Website and app data records:
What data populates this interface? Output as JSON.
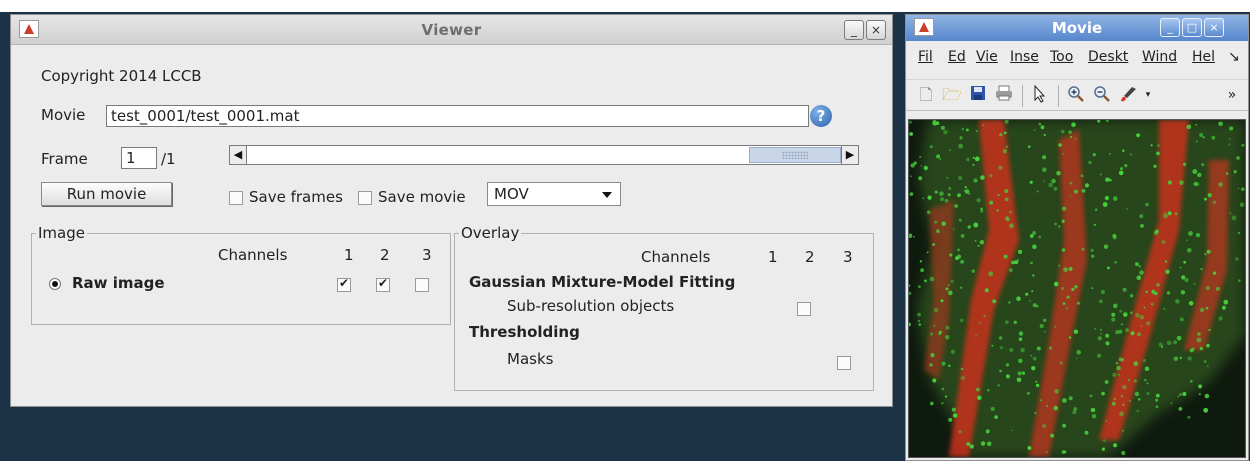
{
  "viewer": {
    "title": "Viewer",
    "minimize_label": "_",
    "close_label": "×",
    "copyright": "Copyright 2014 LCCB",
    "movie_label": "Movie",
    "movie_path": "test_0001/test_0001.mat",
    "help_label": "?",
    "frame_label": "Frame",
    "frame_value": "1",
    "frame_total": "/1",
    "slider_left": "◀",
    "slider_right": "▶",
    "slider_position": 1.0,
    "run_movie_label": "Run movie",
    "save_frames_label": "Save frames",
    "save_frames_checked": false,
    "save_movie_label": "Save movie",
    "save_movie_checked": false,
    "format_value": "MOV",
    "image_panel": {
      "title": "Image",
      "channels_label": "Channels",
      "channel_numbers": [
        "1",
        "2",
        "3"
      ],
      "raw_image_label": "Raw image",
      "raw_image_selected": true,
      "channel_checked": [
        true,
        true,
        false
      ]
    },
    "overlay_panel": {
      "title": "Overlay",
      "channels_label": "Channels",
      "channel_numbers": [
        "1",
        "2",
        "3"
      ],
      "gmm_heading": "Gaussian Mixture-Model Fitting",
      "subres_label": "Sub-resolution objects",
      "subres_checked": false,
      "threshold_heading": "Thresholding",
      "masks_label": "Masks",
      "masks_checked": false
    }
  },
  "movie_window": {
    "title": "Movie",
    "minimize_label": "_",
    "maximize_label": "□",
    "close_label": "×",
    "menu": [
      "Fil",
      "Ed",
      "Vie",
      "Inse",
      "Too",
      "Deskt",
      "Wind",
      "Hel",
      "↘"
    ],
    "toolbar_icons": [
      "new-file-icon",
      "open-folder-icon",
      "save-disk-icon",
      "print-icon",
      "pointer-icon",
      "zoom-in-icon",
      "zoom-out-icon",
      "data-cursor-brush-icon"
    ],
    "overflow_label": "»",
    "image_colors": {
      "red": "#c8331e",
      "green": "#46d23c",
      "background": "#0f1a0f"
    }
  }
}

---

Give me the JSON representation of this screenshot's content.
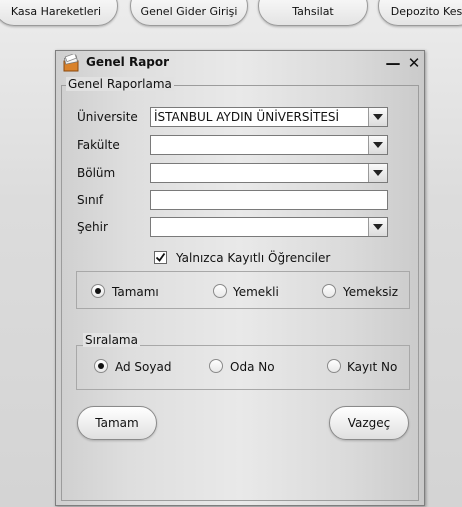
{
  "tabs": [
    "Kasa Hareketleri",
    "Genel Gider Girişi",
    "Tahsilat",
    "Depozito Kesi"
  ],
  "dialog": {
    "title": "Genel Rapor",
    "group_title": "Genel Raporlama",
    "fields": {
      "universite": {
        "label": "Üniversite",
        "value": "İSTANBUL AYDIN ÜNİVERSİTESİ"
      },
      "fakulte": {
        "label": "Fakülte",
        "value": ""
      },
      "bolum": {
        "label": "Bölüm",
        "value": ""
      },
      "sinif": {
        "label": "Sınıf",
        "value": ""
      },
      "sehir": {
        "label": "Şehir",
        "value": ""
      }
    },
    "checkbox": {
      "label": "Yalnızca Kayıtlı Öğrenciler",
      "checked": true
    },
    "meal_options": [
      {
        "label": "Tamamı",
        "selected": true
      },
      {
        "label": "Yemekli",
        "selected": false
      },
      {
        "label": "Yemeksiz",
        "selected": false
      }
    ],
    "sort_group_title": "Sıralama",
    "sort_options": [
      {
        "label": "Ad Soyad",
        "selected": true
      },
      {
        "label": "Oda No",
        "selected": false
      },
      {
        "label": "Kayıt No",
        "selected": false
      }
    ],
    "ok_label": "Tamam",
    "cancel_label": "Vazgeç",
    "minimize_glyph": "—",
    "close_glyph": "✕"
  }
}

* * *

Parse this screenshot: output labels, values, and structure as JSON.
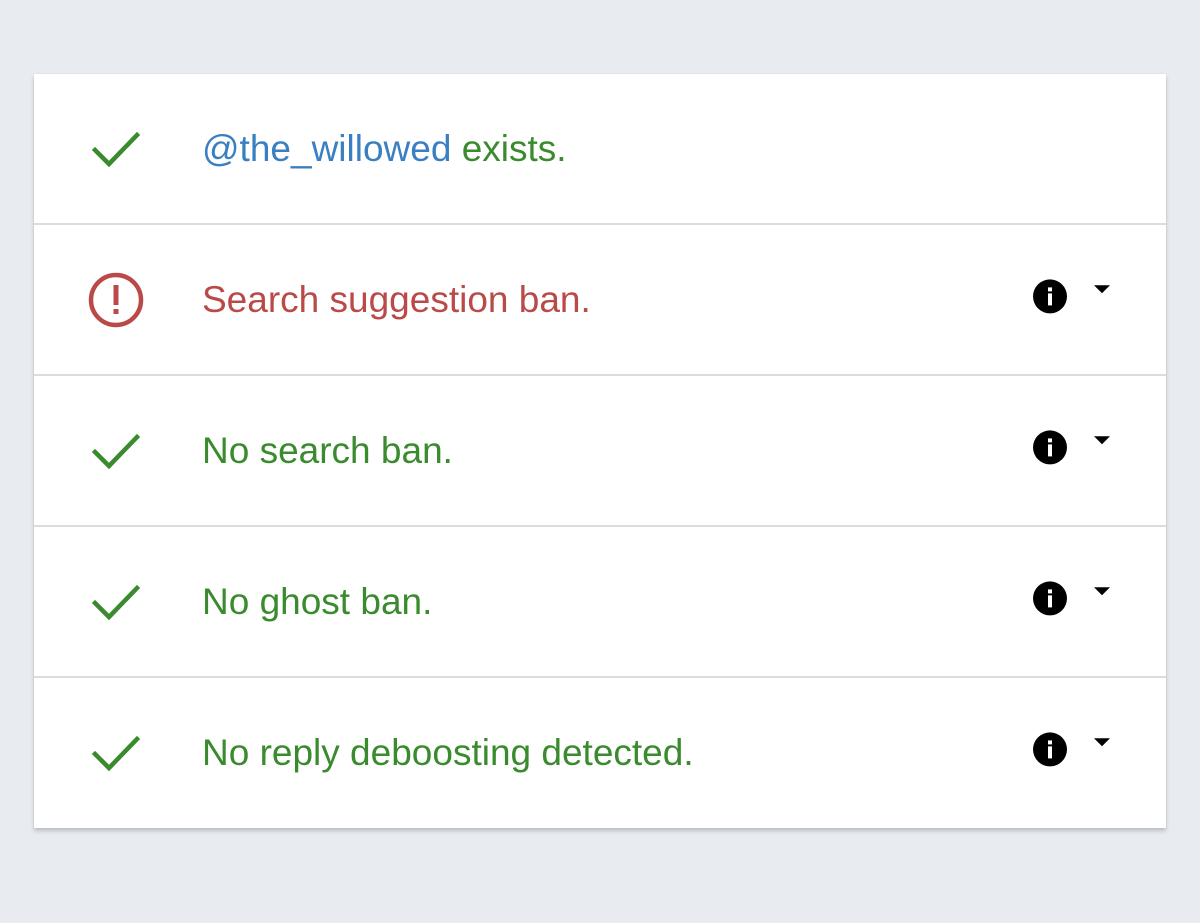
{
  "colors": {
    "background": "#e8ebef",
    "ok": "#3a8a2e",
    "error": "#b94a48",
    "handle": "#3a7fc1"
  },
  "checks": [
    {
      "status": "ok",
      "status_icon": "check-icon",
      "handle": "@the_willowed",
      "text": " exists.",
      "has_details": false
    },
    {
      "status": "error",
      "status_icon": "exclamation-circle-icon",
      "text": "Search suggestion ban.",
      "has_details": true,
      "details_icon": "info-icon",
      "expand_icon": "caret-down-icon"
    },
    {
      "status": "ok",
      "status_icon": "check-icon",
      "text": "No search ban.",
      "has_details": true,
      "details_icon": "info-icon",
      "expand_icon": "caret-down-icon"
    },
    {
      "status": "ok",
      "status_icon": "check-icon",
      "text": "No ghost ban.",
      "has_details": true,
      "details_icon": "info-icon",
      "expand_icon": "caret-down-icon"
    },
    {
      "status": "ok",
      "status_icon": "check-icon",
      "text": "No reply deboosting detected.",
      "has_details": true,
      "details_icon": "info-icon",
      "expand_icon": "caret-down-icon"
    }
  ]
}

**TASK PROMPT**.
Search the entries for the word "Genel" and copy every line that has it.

**REPLY**.
    "Genel Gider Girişi",
    "title": "Genel Rapor",
    "group_title": "Genel Raporlama",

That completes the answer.